A person’s credit score, a three-digit number, tends to play a significant role in qualifying for consumer loans and other credit products. A credit score is supposed to represent a consumer's “creditworthiness,” or how risky they are for a lender, however, it doesn’t provide an accurate picture.
The purpose of credit scores
Credit scores generally serve two purposes:
- They help lenders underwrite risk. A borrower’s credit score helps lenders determine if that person is a good fit for a product.
- They give consumers some sense of their creditworthiness. A person can get an idea of what products they might apply for, which ultimately depends on lenders using that score for underwriting.
The issue with a credit score is that it’s a singular number meant to demonstrate an individual’s creditworthiness. As an “average” of numerous factors, it doesn’t tell the entire story.
Why credit scores are flawed
The issue with a credit score is that it’s a singular number meant to demonstrate an individual’s creditworthiness. As an “average” of numerous factors, it doesn’t tell the entire story. A consumer can be highly creditworthy for some types of credit and non-creditworthy for others, which isn't communicated to potential lenders. Thus, lenders have a very limited understanding of a prospective borrower’s risk across multiple products.
Let’s say we’re talking about a $500, $5,000 and $50,000 loan vs. a $5 million mortgage for one consumer. Consumers should have very different elements of creditworthiness for each product, but with a credit score, do not.
The idea of a lower credit score requirement for some products and a higher requirement for others might make intuitive sense. The problem is that it could leave out a lot of prospective borrowers who might be extremely creditworthy for smaller dollar, shorter duration loans. While they might be creditworthy for a credit card, they might be too risky for a mortgage. Their credit score, however, could prevent them from obtaining either.
In essence, the idea that a single credit score can capture a consumer’s creditworthiness is innaccurate, especially when a lender is applying that same score across multiple — and very different — products.
On the consumer side
For consumers, a way to see what types of products they might qualify for and, more importantly, what they can do to become more creditworthy, can be extremely helpful.
The real value is how a consumer can improve their likelihood of qualifying or getting approved for credit in the future.
An alternative solution
A single credit score isn’t enough to give lenders an accurate representation of a prospective borrower’s creditworthiness. While they might not qualify for a high-dollar loan, they could be perfectly creditworthy for small-dollar loans or a credit card. Unfortunately, their credit score might not show this, which is why lenders need a different approach.
Rather than thinking of a credit score as one number per person, a better way would be to score per credit product for one person.
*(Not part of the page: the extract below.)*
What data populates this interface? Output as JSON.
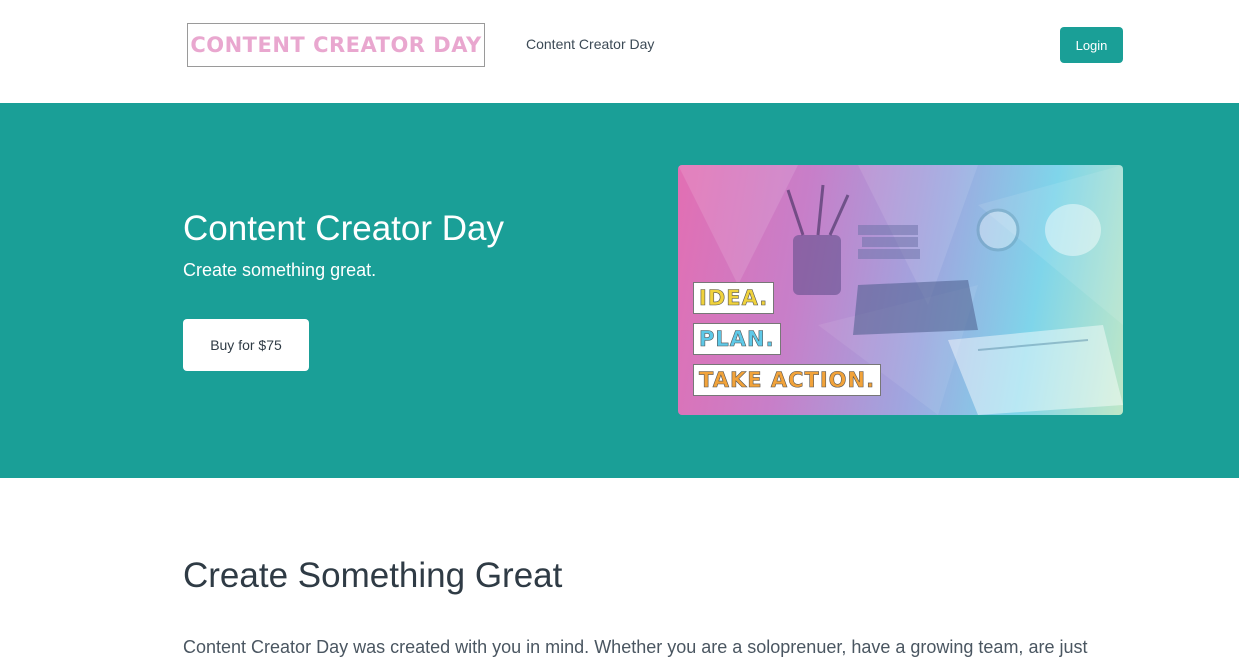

Then, lenders might get a more accurate picture of a borrower’s actual creditworthiness and ultimately, approve more borrowers without increasing risk.